Was able to visit the ‘Image‘ exhibition at Messums Wiltshire, yesterday. Lovely show.
First of all, it is a beautiful space, with the Long Gallery, the (huge) Barn, and outdoor sculpture spaces. Quite a special venue.
In fact I chatted a little with Johnny Messums, about whether they hire out the venue. They do not, at present, though we agreed to stay in touch as I explained the Cambodia project and the Installation I am thinking of.
It is a commercial space, so they do need sales – hence the fact that they program quite expensive work.
The Image show is their first of the season, and splits into two halves.
In the Long Gallery, a stunning collection of work by Peter Beard, Andy Warhol, Mick Rock, Charlie Wheeler, Angus McBean, Ray Bellisario, Lewis Morley, Nancy Bundt, Norman Parkinson, Cecil Beaton, Neal Slavin and Angela Williams. To quote the book accompanying the show:
‘The portraiture in the Long Gallery uses the mechanism of humour to comment on individuals and groups in the same way that stand-up comedy is able to reflect – and often criticise – current figures in the media’.
Perhaps because of my love of music, I was especially drawn to Mick Rock’s work. He has a way of making celebrities human, and his approach engages the subject in unguarded moments. By contrast, Cecil Beaton’s work, whilst lovely, is more formal. That part of the exhibition also featured work from Neal Slavin’s book Britons, which frankly I did not know. His ambitious use of large scale polaroids is fascinating.
The Barn is 13th Century, reckoned to have the largest interior space in England, and the restoration is breath taking. It is used as a performance and teaching space, as well as for exhibitions.
In the Image show, Messums are featuring the large-scale work of female photographers Polly Penrose, Maisie Cousins, Natalie Krick, Juno Calypso and a collaboration between Anna Fox and Alison Goldfrapp. Intriguingly, all were curated via finding them on Instagram (timely, given this is an area of discussion in the SP Module).
I enjoyed Juno Calypso’s work. Again, to quote the accompanying book:
Calypso’s Breakfast (2014) resists any sense of objectification with the subversive undercurrent to the image. By being both photographer and photographed … Calypso succeeds not only in reclaiming the subject matter of the female body throughout her oeuvre but in the artistic gentrification of the ‘selfie’, transforming this everyday genre into something beautiful.

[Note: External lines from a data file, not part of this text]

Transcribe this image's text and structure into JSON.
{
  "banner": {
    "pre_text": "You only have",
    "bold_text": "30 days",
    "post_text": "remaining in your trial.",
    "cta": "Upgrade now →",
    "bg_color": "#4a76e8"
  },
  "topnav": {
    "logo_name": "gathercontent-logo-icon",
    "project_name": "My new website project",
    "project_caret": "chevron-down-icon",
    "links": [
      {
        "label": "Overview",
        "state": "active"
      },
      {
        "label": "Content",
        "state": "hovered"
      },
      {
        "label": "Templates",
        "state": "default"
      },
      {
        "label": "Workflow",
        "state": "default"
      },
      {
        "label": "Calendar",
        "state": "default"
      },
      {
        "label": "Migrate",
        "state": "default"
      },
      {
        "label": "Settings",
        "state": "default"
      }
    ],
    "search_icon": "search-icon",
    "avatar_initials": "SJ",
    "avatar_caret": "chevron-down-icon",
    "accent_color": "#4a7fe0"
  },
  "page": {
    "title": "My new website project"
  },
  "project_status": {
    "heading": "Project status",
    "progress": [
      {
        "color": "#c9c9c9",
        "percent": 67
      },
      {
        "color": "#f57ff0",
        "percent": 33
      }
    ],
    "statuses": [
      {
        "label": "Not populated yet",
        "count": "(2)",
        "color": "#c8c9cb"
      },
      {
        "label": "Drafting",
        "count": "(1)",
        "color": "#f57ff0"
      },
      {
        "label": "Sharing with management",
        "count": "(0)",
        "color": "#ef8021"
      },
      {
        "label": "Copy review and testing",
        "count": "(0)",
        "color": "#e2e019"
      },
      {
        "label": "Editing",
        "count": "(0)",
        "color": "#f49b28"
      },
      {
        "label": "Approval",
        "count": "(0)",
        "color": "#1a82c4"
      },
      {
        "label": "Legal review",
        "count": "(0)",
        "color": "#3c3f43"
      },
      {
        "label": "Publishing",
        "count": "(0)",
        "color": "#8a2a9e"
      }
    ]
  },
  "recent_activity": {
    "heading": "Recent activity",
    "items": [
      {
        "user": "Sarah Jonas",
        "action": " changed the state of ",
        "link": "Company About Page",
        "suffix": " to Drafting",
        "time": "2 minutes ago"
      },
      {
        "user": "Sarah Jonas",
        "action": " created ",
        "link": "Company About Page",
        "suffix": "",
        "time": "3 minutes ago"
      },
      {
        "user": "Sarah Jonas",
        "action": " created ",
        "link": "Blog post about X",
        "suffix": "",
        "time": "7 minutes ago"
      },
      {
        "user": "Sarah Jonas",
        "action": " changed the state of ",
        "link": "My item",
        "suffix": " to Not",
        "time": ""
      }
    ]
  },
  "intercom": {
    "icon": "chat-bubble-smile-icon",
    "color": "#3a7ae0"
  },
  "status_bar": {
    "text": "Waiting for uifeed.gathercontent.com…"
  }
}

Slightly wordy, and a little art speak. But nevertheless an impressive, strong series of images executed with self conscious satire, and requiring contemplation.
I think, though, my favourites in that section of the show were from the collaboration by Anna Fox and Alison Goldfrapp. Smaller images, with a sense of mystery and story, especially when seen as a series. The header image, used to advertise the exhibition, is in fact from their collaboration.
If anyone reading this that has time to go, I’d rate it as a ‘do not miss’ – especially as Messums has a lovely restaurant, perfect for brunch.